Link to home

A Role for Topoisomerase I in Fusarium graminearum and F. culmorum Pathogenesis and Sporulation

May 2010 , Volume 23 , Number  5
Pages  566 - 577

Thomas K. Baldwin, Martin Urban, Neil Brown, and Kim E. Hammond-Kosack

Centre for Sustainable Pest and Disease Management, Department of Plant Pathology and Microbiology, Rothamsted Research, Hertfordshire, AL5 2JQ, U.K.

Go to article:
Accepted 20 January 2010.

Fusarium graminearum and F. culmorum are the causal agents of Fusarium ear blight (FEB) in wheat. A forward genetics approach was taken to discover novel pathogenicity genes in the genome of F. graminearum. A library of transformants created by random plasmid insertional mutagenesis was screened on wheat ears for virulence defects. Plasmid rescue on one of the reduced-virulence mutants revealed a single-copy plasmid insertion in the gene coding for the DNA interacting enzyme, topoisomerase I. Targeted topoisomerase I gene-deletion mutants were created in strains of both F. graminearum and F. culmorum. The top1 mutants of both species exhibited greatly reduced virulence in wheat ear infection assays (GO:0009405 and GO:0044145). Detailed microscopy analyses revealed that top1 hyphal growth was restricted to palea tissue whereas host responses were discernable 1,000 μm further away in the rachis node. Asexual sporulation was reduced in the F. graminearum mutants and was absent from the F. culmorum mutants.

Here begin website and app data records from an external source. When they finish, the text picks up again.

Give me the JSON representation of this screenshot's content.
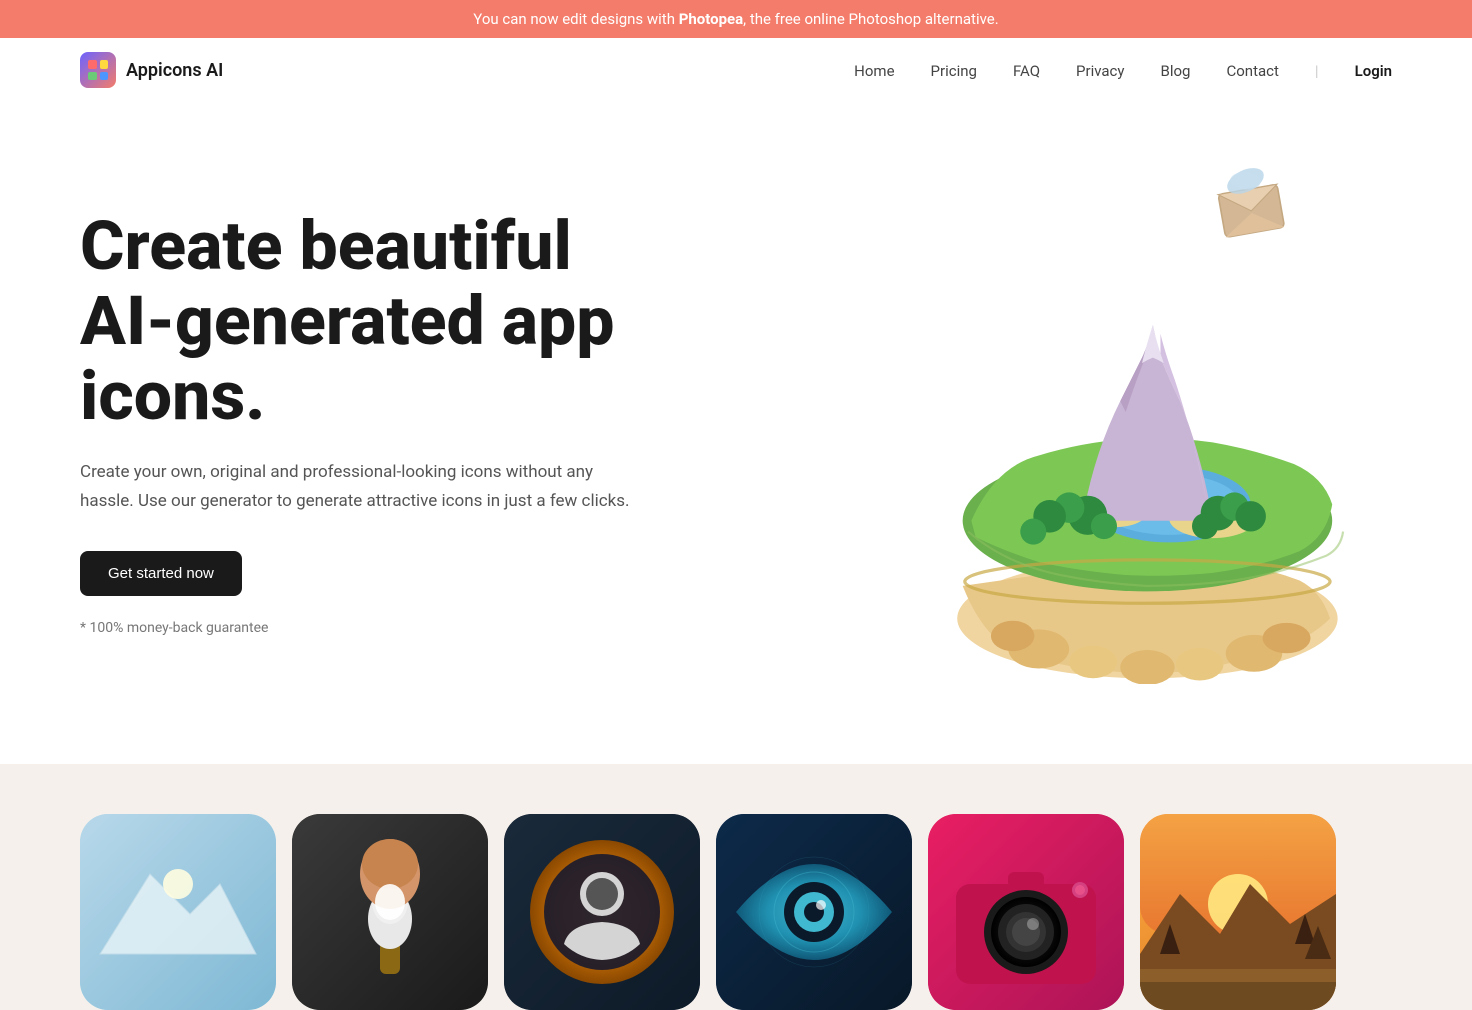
{
  "banner": {
    "text": "You can now edit designs with ",
    "highlight": "Photopea",
    "suffix": ", the free online Photoshop alternative."
  },
  "navbar": {
    "logo_text": "Appicons AI",
    "links": [
      {
        "label": "Home",
        "href": "#"
      },
      {
        "label": "Pricing",
        "href": "#"
      },
      {
        "label": "FAQ",
        "href": "#"
      },
      {
        "label": "Privacy",
        "href": "#"
      },
      {
        "label": "Blog",
        "href": "#"
      },
      {
        "label": "Contact",
        "href": "#"
      }
    ],
    "login_label": "Login"
  },
  "hero": {
    "title_line1": "Create beautiful",
    "title_line2": "AI-generated app icons.",
    "subtitle": "Create your own, original and professional-looking icons without any hassle. Use our generator to generate attractive icons in just a few clicks.",
    "cta_label": "Get started now",
    "guarantee": "* 100% money-back guarantee"
  },
  "app_icons": [
    {
      "id": "icon-1",
      "label": "App icon 1"
    },
    {
      "id": "icon-2",
      "label": "App icon 2"
    },
    {
      "id": "icon-3",
      "label": "App icon 3"
    },
    {
      "id": "icon-4",
      "label": "App icon 4"
    },
    {
      "id": "icon-5",
      "label": "App icon 5"
    },
    {
      "id": "icon-6",
      "label": "App icon 6"
    }
  ],
  "colors": {
    "banner_bg": "#f47c6a",
    "cta_bg": "#1a1a1a",
    "body_bg": "#ffffff",
    "bottom_bg": "#f5f0eb"
  }
}
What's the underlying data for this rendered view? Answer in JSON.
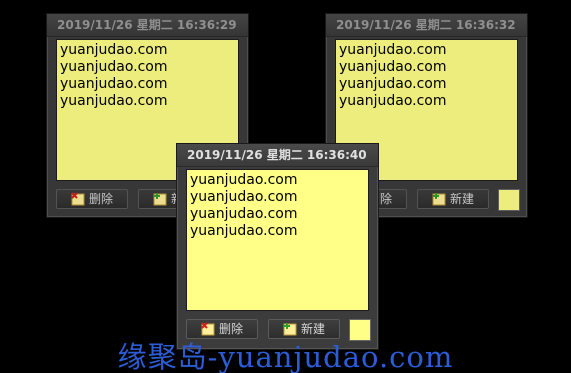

The F. graminearum mutant did not develop sexual spores when subjected to an in vitro perithecia production assay. During in vitro growth, the top1 mutants of both species were still able to produce the trichothecene mycotoxin, deoxynivalenol.

© 2010 The American Phytopathological Society